Today is the birthday of Ray (or Nat) Nazarro (1902-1986). And today I fear I have more questions for you than answers on this subject. But they are interesting questions, so I share them. Essentially it looks to me like IBDM and IMDB are conflating many different Nazarros into one guy.
Marion Spitzer’s book The Palace mentions one Nat Nazarro as the leader of a big band which played that storied theatre. Most of the other vaudeville references I’ve come across mention him as a dancer and an agent — a sort of nasty agent who exploited his acts (often children and/or African Americans) and would also insert himself into their acts. He represented both Chuck and Chuckles as well as Buck and Bubbles. His IBDB page includes several editions of The Passing Show and similar revues like Topics of 1923 (for which he got great reviews). And his last Broadway credit is in 1928, which makes sense, given the phase we’ll talk about in the next paragraph. And yet, credits in the same entry begin in 1874, 28 years before he was born, and most of the early credits look like dramas, as opposed to musicals. This page is under the name “Nat Nazzaro, Jr”. May I gently suggest that half the credits belong to Nat Nazzaro Jr….and half to Nat Nazzaro, Sr?
Then we come to his film career and his IMDB entry. This page has two film shorts credited to Nat Nazarro in 1929 and 1930, and they both sound very much like our guy, for they both star Buck and Bubbles. Then there are two other films in the early 30s which sound like they could be the same guy — they’re both silly comedies, although they are now credited to “Raymond Nazzaro”. Then there is a gap of ten years, and then “Ray Nazarro” is almost exclusively directing B movie westerns and some television, roughly from 1945 to 1960. Also, his bio, both on IMDB and Wikipedia say he began his career by assistant directing during the silent era.

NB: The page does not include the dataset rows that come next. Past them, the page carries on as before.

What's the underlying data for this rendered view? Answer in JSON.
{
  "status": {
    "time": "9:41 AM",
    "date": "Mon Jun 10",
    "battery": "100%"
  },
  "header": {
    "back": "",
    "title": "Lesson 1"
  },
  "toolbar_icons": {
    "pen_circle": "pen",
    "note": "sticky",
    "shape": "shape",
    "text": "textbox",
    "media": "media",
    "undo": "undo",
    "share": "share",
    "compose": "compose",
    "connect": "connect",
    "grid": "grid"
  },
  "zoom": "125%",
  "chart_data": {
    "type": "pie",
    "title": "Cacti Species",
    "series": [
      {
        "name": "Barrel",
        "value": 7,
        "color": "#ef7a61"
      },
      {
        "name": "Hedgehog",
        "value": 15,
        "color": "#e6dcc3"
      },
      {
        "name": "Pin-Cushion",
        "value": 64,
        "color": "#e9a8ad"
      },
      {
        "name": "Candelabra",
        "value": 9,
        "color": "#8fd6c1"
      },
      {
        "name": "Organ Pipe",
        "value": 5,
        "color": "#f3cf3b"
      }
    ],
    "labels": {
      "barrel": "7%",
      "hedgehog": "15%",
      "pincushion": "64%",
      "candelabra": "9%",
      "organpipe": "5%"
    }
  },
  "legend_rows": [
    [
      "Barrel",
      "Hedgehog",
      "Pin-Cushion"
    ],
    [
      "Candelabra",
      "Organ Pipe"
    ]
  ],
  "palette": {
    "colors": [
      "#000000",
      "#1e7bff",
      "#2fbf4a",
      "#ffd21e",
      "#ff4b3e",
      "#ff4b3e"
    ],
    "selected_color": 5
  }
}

Whereas the Nat Nazarro we’ve been discussing would have way too busy with his two other careers (as agent and dancer) to do grunt work as an A.D. at the same time. Again, I think more than one guy are being conflated, maybe brothers?
Have I gone off half-cocked, presenting a mere enigma as a blog entry? Sure, but it’s one of these guy’s birthday’s today!
To find out more about the variety arts past and present, consult No Applause, Just Throw Money: The Book That Made Vaudeville Famous, available at Amazon, Barnes and Noble, and wherever nutty books are sold. And don’t miss Chain of Fools: Silent Comedy and Its Legacies from Nickelodeons to Youtube, released by Bear Manor Media.